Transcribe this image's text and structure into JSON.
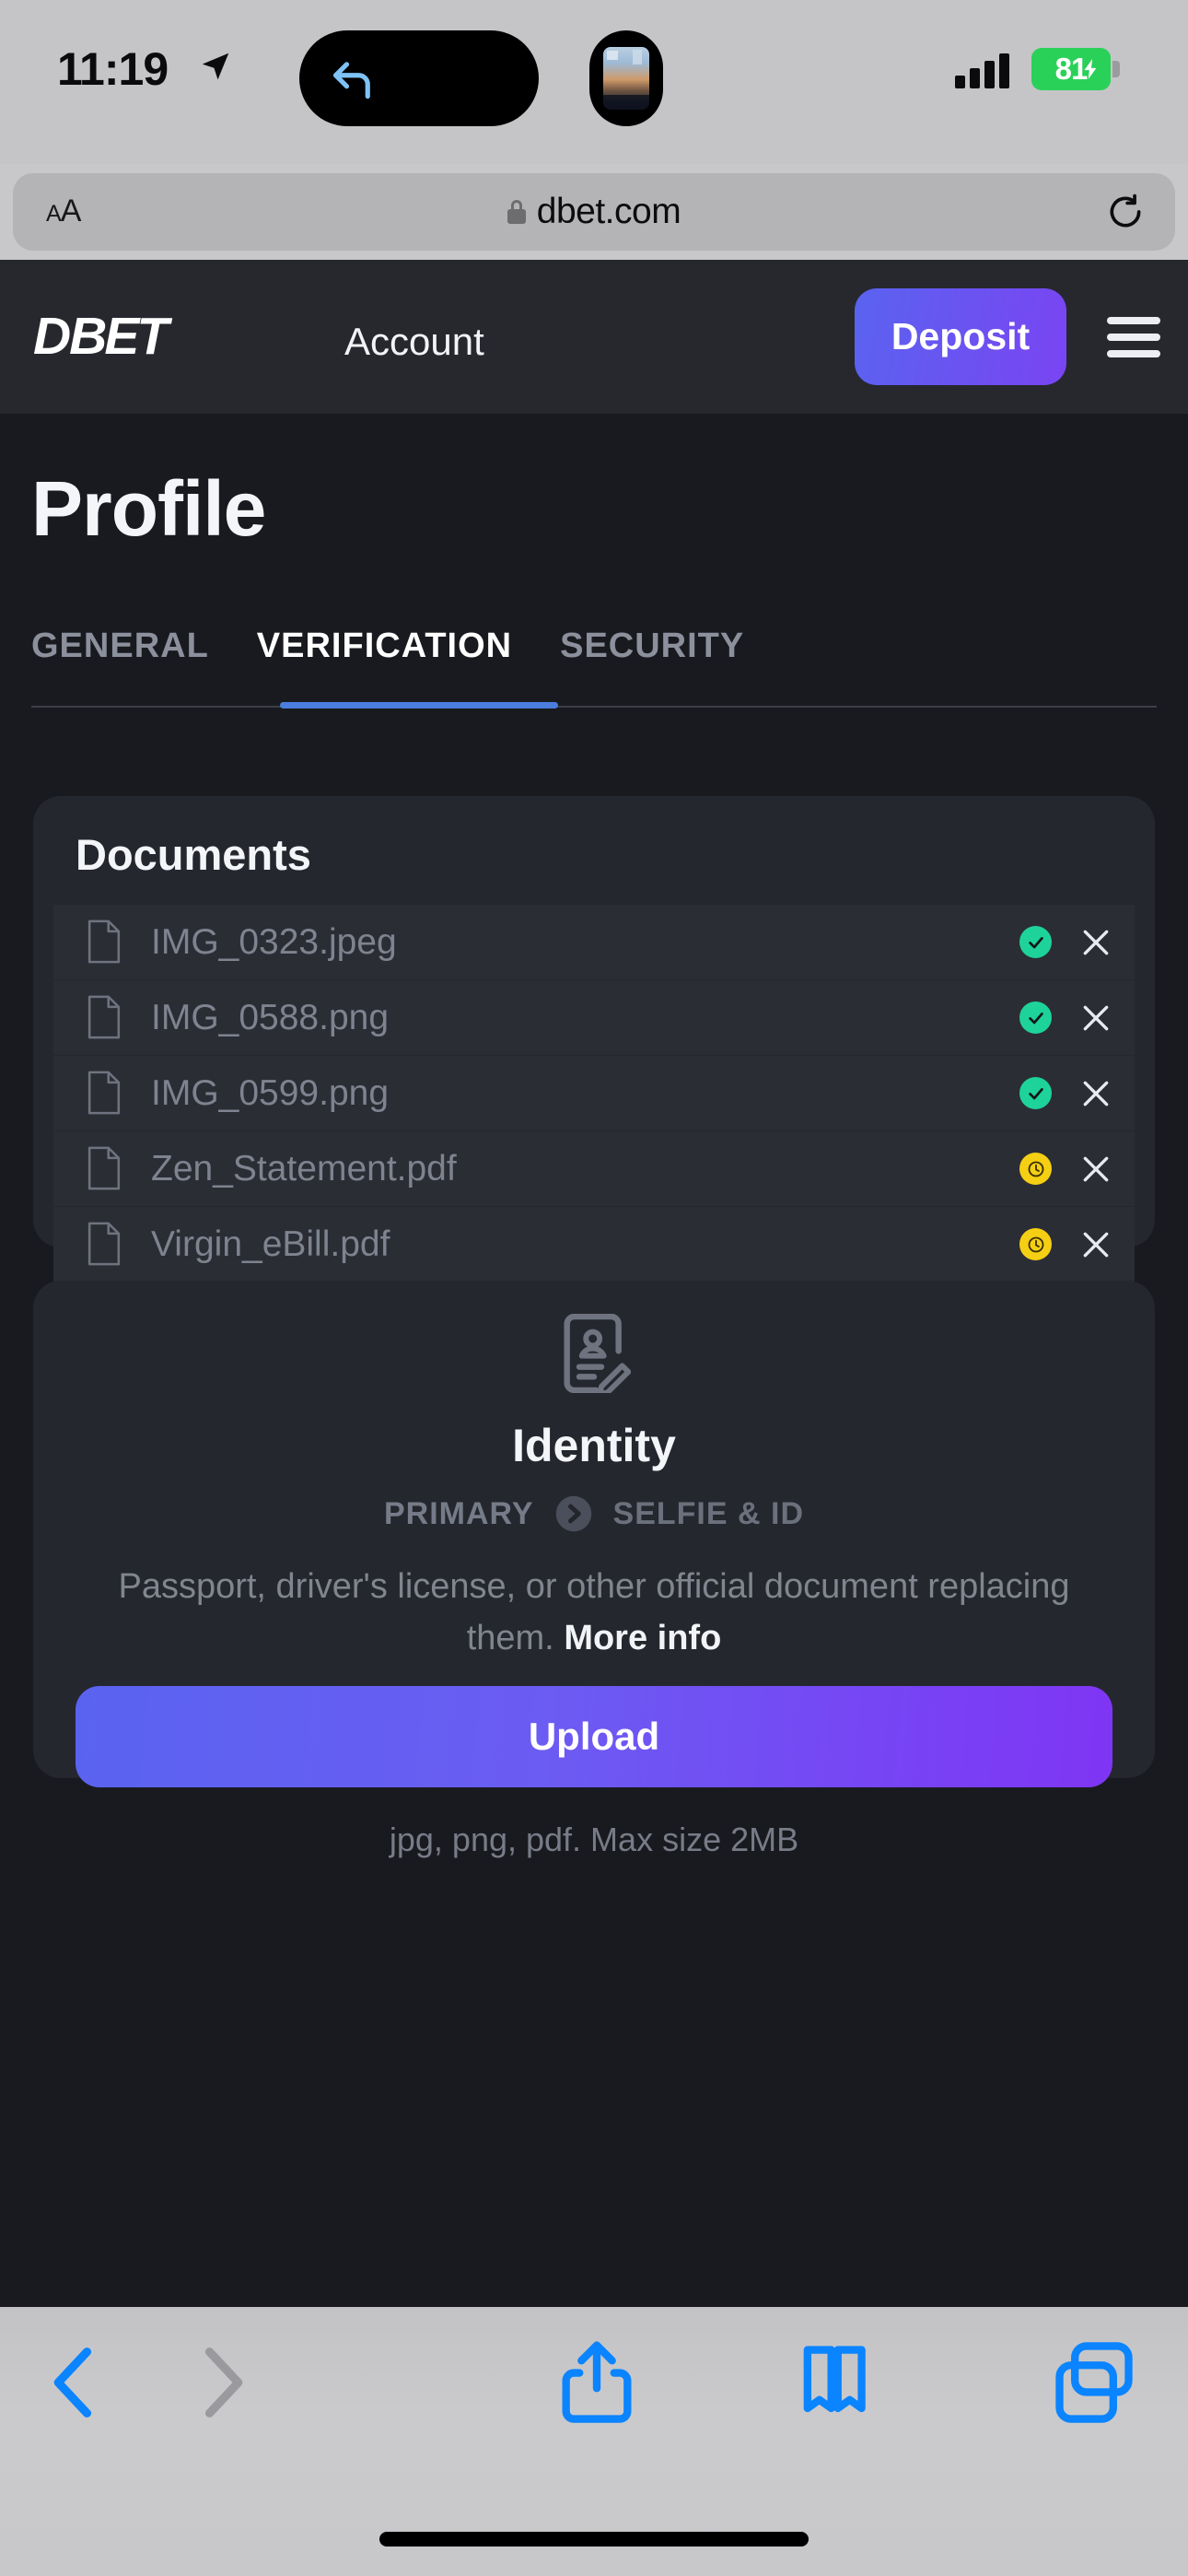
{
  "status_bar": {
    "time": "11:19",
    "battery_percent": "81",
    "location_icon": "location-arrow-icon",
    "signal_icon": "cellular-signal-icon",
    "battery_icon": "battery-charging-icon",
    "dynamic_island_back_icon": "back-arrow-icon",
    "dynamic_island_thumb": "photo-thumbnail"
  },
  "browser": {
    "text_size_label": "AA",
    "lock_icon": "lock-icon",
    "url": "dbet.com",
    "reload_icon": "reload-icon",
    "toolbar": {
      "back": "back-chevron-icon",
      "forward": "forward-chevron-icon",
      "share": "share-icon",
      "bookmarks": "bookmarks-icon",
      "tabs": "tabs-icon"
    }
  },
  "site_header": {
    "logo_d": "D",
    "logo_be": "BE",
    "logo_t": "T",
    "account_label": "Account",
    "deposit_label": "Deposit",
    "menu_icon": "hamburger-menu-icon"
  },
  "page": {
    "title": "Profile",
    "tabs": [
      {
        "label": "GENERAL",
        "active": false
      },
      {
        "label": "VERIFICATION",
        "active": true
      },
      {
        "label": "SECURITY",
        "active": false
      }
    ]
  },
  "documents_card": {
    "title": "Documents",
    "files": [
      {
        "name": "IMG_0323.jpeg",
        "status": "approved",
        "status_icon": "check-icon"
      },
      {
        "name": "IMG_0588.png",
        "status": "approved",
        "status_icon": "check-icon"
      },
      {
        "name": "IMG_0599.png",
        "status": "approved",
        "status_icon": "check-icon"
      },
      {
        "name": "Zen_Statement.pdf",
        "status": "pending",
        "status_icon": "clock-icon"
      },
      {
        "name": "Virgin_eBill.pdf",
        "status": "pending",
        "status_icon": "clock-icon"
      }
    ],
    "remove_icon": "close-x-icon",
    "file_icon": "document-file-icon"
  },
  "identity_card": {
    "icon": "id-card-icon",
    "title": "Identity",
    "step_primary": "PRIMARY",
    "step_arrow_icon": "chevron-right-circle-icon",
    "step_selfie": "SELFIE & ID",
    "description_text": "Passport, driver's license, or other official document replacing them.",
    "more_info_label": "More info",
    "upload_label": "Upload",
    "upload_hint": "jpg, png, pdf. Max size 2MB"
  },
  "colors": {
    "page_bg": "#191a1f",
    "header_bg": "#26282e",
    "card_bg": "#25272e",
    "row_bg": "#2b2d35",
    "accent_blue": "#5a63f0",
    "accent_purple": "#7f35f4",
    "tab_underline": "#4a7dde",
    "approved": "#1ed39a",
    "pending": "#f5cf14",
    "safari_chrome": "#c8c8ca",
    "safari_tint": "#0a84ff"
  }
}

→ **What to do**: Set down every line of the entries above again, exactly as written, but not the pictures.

→ **Written reply**:
Transcribe this image's text and structure into JSON.
{
  "status_bar": {
    "time": "11:19",
    "battery_percent": "81",
    "location_icon": "location-arrow-icon",
    "signal_icon": "cellular-signal-icon",
    "battery_icon": "battery-charging-icon",
    "dynamic_island_back_icon": "back-arrow-icon",
    "dynamic_island_thumb": "photo-thumbnail"
  },
  "browser": {
    "text_size_label": "AA",
    "lock_icon": "lock-icon",
    "url": "dbet.com",
    "reload_icon": "reload-icon",
    "toolbar": {
      "back": "back-chevron-icon",
      "forward": "forward-chevron-icon",
      "share": "share-icon",
      "bookmarks": "bookmarks-icon",
      "tabs": "tabs-icon"
    }
  },
  "site_header": {
    "logo_d": "D",
    "logo_be": "BE",
    "logo_t": "T",
    "account_label": "Account",
    "deposit_label": "Deposit",
    "menu_icon": "hamburger-menu-icon"
  },
  "page": {
    "title": "Profile",
    "tabs": [
      {
        "label": "GENERAL",
        "active": false
      },
      {
        "label": "VERIFICATION",
        "active": true
      },
      {
        "label": "SECURITY",
        "active": false
      }
    ]
  },
  "documents_card": {
    "title": "Documents",
    "files": [
      {
        "name": "IMG_0323.jpeg",
        "status": "approved",
        "status_icon": "check-icon"
      },
      {
        "name": "IMG_0588.png",
        "status": "approved",
        "status_icon": "check-icon"
      },
      {
        "name": "IMG_0599.png",
        "status": "approved",
        "status_icon": "check-icon"
      },
      {
        "name": "Zen_Statement.pdf",
        "status": "pending",
        "status_icon": "clock-icon"
      },
      {
        "name": "Virgin_eBill.pdf",
        "status": "pending",
        "status_icon": "clock-icon"
      }
    ],
    "remove_icon": "close-x-icon",
    "file_icon": "document-file-icon"
  },
  "identity_card": {
    "icon": "id-card-icon",
    "title": "Identity",
    "step_primary": "PRIMARY",
    "step_arrow_icon": "chevron-right-circle-icon",
    "step_selfie": "SELFIE & ID",
    "description_text": "Passport, driver's license, or other official document replacing them.",
    "more_info_label": "More info",
    "upload_label": "Upload",
    "upload_hint": "jpg, png, pdf. Max size 2MB"
  },
  "colors": {
    "page_bg": "#191a1f",
    "header_bg": "#26282e",
    "card_bg": "#25272e",
    "row_bg": "#2b2d35",
    "accent_blue": "#5a63f0",
    "accent_purple": "#7f35f4",
    "tab_underline": "#4a7dde",
    "approved": "#1ed39a",
    "pending": "#f5cf14",
    "safari_chrome": "#c8c8ca",
    "safari_tint": "#0a84ff"
  }
}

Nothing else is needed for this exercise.